About this task:
Write the records out again, keeping each line exactly as it is.
-- Listed entries follows --
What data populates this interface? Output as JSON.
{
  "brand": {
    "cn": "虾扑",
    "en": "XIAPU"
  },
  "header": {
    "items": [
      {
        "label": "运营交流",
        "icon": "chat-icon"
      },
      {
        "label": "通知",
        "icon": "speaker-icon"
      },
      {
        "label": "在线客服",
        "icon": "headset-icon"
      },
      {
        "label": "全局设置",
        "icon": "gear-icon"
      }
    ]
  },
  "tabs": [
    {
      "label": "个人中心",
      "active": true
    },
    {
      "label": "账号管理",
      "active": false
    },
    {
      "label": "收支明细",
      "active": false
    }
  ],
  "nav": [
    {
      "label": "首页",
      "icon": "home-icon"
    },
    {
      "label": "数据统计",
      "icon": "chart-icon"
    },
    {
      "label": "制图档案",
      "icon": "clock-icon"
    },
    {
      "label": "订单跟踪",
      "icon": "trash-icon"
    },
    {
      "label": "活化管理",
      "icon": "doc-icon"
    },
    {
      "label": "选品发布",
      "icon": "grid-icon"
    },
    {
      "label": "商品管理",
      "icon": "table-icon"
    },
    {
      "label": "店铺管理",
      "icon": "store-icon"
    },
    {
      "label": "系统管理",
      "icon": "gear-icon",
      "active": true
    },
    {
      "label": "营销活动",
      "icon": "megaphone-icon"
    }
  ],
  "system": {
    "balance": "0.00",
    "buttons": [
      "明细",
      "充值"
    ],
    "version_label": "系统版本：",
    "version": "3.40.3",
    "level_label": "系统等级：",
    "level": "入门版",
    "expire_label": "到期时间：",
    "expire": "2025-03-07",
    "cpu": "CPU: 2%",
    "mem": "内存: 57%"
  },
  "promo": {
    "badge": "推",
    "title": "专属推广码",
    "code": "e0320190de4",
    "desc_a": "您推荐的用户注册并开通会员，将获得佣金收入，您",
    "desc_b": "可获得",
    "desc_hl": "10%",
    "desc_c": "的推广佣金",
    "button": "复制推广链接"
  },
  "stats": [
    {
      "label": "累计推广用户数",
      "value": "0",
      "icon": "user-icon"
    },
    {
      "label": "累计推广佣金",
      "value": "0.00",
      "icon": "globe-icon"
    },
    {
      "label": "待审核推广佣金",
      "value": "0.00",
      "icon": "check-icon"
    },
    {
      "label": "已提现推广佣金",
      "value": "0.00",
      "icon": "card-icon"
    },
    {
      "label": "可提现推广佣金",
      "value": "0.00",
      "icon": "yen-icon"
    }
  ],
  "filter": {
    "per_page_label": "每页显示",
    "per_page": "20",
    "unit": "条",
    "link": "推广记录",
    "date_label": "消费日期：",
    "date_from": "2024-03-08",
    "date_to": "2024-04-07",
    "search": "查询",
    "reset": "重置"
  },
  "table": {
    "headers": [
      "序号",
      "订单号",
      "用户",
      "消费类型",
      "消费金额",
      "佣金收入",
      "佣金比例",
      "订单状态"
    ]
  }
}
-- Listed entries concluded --
Answer space:
What data populates this interface? Output as JSON.
{
  "brand": {
    "cn": "虾扑",
    "en": "XIAPU"
  },
  "header": {
    "items": [
      {
        "label": "运营交流",
        "icon": "chat-icon"
      },
      {
        "label": "通知",
        "icon": "speaker-icon"
      },
      {
        "label": "在线客服",
        "icon": "headset-icon"
      },
      {
        "label": "全局设置",
        "icon": "gear-icon"
      }
    ]
  },
  "tabs": [
    {
      "label": "个人中心",
      "active": true
    },
    {
      "label": "账号管理",
      "active": false
    },
    {
      "label": "收支明细",
      "active": false
    }
  ],
  "nav": [
    {
      "label": "首页",
      "icon": "home-icon"
    },
    {
      "label": "数据统计",
      "icon": "chart-icon"
    },
    {
      "label": "制图档案",
      "icon": "clock-icon"
    },
    {
      "label": "订单跟踪",
      "icon": "trash-icon"
    },
    {
      "label": "活化管理",
      "icon": "doc-icon"
    },
    {
      "label": "选品发布",
      "icon": "grid-icon"
    },
    {
      "label": "商品管理",
      "icon": "table-icon"
    },
    {
      "label": "店铺管理",
      "icon": "store-icon"
    },
    {
      "label": "系统管理",
      "icon": "gear-icon",
      "active": true
    },
    {
      "label": "营销活动",
      "icon": "megaphone-icon"
    }
  ],
  "system": {
    "balance": "0.00",
    "buttons": [
      "明细",
      "充值"
    ],
    "version_label": "系统版本：",
    "version": "3.40.3",
    "level_label": "系统等级：",
    "level": "入门版",
    "expire_label": "到期时间：",
    "expire": "2025-03-07",
    "cpu": "CPU: 2%",
    "mem": "内存: 57%"
  },
  "promo": {
    "badge": "推",
    "title": "专属推广码",
    "code": "e0320190de4",
    "desc_a": "您推荐的用户注册并开通会员，将获得佣金收入，您",
    "desc_b": "可获得",
    "desc_hl": "10%",
    "desc_c": "的推广佣金",
    "button": "复制推广链接"
  },
  "stats": [
    {
      "label": "累计推广用户数",
      "value": "0",
      "icon": "user-icon"
    },
    {
      "label": "累计推广佣金",
      "value": "0.00",
      "icon": "globe-icon"
    },
    {
      "label": "待审核推广佣金",
      "value": "0.00",
      "icon": "check-icon"
    },
    {
      "label": "已提现推广佣金",
      "value": "0.00",
      "icon": "card-icon"
    },
    {
      "label": "可提现推广佣金",
      "value": "0.00",
      "icon": "yen-icon"
    }
  ],
  "filter": {
    "per_page_label": "每页显示",
    "per_page": "20",
    "unit": "条",
    "link": "推广记录",
    "date_label": "消费日期：",
    "date_from": "2024-03-08",
    "date_to": "2024-04-07",
    "search": "查询",
    "reset": "重置"
  },
  "table": {
    "headers": [
      "序号",
      "订单号",
      "用户",
      "消费类型",
      "消费金额",
      "佣金收入",
      "佣金比例",
      "订单状态"
    ]
  }
}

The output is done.